And that is Chelsea’s tragic dilemma. It’s an all or nothing deal with their greatest star.

The easiest decision to make would be to give Lampard a couple or more years at the club. But that will come at a heavy price – Lampard’s legs are on the wrong side of 30, and prone to injury. Another inevitable long injury layoff in the coming years and Chelsea’s season will crumble again taking with it the coaching staff’s careers and any chance of silverware.

Not Enough

As long as Lampard remains an option on the bench, this Chelsea side will not outgrow him. Lampard has gone from being the nucleus of the team, to its crutches. It’s unforgivable that a midfield boasting Juan Mata, Oscar, Eden Hazard, Mikel, Ramires, Marin and now Luiz are so dependent on Lampard, that any game without him is a recipe for disaster. It beggars belief that all of Chelsea’s millions spent on bolstering its midfield are no match for an £11 million purchase made way back in 2001.

Lampard may have saved Chelsea, but he’s also spoiled them. Instead of becoming the Chelsea midfield’s safety net, à la Giggs, he’s become their safety hammock. A catwalk of talented geniuses have waltzed in, eager to dazzle everyone with fancy tricks but content to let Lampard shoulder all the real responsibility.

That must stop now, because it will undoubtedly end someday.
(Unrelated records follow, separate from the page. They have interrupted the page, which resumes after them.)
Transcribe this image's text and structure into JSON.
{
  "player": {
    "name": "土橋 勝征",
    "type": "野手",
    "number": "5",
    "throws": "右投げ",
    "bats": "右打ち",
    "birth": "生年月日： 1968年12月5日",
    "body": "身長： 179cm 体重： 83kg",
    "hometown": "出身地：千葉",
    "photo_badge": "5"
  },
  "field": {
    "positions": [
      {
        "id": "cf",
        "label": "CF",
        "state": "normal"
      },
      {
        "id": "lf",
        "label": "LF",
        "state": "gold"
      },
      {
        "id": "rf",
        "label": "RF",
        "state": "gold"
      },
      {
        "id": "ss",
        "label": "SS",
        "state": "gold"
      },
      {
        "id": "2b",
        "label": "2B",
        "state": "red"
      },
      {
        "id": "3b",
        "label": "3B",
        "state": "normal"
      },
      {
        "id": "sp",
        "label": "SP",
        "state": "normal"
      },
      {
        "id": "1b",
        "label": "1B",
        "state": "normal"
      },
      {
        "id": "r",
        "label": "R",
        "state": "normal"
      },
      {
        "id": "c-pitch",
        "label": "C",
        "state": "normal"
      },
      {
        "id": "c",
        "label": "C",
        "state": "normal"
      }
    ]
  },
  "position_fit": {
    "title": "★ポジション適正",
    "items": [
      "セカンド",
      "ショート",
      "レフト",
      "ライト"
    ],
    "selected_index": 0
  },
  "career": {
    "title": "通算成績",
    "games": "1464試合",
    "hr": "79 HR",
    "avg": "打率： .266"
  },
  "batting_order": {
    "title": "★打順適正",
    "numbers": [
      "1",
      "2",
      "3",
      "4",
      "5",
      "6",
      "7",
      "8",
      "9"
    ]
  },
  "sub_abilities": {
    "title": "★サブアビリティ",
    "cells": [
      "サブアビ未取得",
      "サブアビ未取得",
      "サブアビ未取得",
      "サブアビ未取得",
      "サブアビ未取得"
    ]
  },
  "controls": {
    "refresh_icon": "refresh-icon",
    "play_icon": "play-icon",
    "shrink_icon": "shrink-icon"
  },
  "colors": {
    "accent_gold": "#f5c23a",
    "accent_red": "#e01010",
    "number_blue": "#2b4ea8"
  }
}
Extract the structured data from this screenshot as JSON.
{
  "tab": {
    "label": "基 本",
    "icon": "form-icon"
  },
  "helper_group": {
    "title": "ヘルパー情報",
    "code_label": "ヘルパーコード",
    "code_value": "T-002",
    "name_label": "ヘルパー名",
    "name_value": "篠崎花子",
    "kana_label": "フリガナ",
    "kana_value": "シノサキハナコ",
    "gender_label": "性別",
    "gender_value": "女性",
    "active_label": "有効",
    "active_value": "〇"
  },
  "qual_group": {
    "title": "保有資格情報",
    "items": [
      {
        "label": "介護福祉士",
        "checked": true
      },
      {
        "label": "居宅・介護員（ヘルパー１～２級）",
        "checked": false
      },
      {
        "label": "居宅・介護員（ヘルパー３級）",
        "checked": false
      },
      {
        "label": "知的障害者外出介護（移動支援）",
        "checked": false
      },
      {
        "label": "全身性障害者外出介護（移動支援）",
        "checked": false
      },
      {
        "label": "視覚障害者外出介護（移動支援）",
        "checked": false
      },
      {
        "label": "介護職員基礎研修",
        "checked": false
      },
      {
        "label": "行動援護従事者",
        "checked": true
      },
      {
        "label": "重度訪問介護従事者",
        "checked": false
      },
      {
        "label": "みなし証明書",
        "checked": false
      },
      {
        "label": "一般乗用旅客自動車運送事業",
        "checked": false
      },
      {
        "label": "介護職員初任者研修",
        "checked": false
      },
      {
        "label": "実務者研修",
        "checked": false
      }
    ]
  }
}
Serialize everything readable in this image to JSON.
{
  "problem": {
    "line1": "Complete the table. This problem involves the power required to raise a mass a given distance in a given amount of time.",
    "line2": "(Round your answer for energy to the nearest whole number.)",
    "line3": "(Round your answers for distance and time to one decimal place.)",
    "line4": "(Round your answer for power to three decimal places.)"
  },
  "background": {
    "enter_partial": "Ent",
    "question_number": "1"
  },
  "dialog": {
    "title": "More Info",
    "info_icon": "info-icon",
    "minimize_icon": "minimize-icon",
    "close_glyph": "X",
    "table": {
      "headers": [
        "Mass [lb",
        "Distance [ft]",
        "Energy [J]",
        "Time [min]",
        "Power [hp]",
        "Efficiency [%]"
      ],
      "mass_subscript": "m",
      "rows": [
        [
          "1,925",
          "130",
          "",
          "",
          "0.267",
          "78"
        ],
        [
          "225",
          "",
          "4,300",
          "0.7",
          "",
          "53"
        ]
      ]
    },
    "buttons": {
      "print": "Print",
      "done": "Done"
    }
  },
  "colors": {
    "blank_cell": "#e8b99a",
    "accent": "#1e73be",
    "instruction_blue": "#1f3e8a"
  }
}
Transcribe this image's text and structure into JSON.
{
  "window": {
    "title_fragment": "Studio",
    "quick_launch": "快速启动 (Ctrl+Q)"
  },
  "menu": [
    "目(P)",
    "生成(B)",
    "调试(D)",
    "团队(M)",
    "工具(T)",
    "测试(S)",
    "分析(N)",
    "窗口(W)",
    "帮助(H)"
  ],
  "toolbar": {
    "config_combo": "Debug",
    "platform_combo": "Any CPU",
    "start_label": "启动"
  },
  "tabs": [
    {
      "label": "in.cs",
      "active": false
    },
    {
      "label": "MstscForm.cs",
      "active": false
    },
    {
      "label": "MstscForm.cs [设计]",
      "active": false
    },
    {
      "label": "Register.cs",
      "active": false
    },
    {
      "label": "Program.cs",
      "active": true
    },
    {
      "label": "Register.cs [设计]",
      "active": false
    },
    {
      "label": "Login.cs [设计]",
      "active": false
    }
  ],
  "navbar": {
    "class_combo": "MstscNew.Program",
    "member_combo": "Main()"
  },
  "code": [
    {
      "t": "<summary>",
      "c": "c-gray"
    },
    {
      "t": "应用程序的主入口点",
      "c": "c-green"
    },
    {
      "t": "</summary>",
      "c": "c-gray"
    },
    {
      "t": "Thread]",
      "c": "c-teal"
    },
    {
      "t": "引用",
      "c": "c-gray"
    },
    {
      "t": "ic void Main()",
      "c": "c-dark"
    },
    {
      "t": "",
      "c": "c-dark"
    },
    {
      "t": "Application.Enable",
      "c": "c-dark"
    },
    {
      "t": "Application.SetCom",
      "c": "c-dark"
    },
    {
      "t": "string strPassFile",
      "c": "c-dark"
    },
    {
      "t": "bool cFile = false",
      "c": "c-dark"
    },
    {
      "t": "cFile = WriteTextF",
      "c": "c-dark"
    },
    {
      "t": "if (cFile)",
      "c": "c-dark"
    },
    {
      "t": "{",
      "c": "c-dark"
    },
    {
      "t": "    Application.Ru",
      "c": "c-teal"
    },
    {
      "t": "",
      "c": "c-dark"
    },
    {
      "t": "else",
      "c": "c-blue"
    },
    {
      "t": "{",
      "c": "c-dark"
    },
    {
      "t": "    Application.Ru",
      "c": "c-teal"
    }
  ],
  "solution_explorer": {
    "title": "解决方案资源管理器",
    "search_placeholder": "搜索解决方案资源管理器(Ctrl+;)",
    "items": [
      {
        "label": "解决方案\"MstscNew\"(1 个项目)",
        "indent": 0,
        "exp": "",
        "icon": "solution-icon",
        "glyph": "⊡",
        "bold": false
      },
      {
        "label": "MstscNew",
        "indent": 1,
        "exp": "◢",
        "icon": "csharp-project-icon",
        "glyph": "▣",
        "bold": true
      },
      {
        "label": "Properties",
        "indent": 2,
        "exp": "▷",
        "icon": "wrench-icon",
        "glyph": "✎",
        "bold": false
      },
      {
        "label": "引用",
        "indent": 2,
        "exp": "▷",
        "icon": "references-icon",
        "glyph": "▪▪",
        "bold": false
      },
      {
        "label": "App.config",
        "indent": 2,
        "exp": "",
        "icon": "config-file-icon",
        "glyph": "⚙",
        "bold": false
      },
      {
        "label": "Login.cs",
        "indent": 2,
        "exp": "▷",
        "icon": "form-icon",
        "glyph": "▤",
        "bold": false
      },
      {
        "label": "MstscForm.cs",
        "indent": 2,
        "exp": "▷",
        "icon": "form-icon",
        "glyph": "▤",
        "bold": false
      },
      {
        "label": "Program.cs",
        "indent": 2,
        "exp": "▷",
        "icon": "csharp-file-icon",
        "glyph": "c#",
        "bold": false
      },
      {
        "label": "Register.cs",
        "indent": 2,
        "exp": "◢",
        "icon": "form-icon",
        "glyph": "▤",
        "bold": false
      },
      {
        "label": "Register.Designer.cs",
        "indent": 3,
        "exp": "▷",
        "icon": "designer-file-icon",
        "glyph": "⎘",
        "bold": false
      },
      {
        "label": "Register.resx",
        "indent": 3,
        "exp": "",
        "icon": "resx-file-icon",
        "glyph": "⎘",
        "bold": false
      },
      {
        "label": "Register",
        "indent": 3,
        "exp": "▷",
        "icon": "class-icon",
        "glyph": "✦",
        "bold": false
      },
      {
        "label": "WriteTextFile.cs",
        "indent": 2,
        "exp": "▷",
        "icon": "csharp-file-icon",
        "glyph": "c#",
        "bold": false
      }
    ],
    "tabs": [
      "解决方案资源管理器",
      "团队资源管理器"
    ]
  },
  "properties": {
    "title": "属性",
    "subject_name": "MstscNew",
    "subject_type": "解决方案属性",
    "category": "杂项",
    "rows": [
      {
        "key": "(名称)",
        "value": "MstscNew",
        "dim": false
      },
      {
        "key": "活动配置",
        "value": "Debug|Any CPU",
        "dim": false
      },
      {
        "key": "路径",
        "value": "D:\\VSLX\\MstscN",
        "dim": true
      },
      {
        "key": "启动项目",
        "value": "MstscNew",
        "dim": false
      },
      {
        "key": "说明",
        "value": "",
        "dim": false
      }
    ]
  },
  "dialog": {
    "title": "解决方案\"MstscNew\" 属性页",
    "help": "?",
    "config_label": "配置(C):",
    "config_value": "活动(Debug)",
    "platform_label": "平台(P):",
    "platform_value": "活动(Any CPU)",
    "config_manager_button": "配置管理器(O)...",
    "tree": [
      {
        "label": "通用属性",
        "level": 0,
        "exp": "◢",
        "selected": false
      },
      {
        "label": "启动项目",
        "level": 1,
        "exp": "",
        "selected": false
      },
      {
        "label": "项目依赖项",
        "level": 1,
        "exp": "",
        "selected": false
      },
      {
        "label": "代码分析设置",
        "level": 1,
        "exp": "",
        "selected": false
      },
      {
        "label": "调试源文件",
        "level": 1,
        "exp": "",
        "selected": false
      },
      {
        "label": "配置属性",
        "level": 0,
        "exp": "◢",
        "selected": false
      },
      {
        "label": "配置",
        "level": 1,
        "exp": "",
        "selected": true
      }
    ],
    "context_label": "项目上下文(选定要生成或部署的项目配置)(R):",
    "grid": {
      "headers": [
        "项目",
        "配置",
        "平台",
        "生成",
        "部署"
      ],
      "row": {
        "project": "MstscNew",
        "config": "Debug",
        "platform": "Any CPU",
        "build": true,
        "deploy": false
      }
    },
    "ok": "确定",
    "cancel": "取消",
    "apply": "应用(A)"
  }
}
His centrality to the team, is no longer backed by his age and physical condition. This experiment, despite its occasional flashes of brilliance, is destined to fail. Chelsea were never Mourinho’s team, they are Lampard’s. Without him, Chelsea curl up and wither without even the slightest semblance of a fight. If Chelsea do not learn to play without Lampard now, they probably never will. In the quietest of ways, Lampard has become the club.

And that is why he must go. Not because he isn’t good anymore. But because he is. Frighteningly so.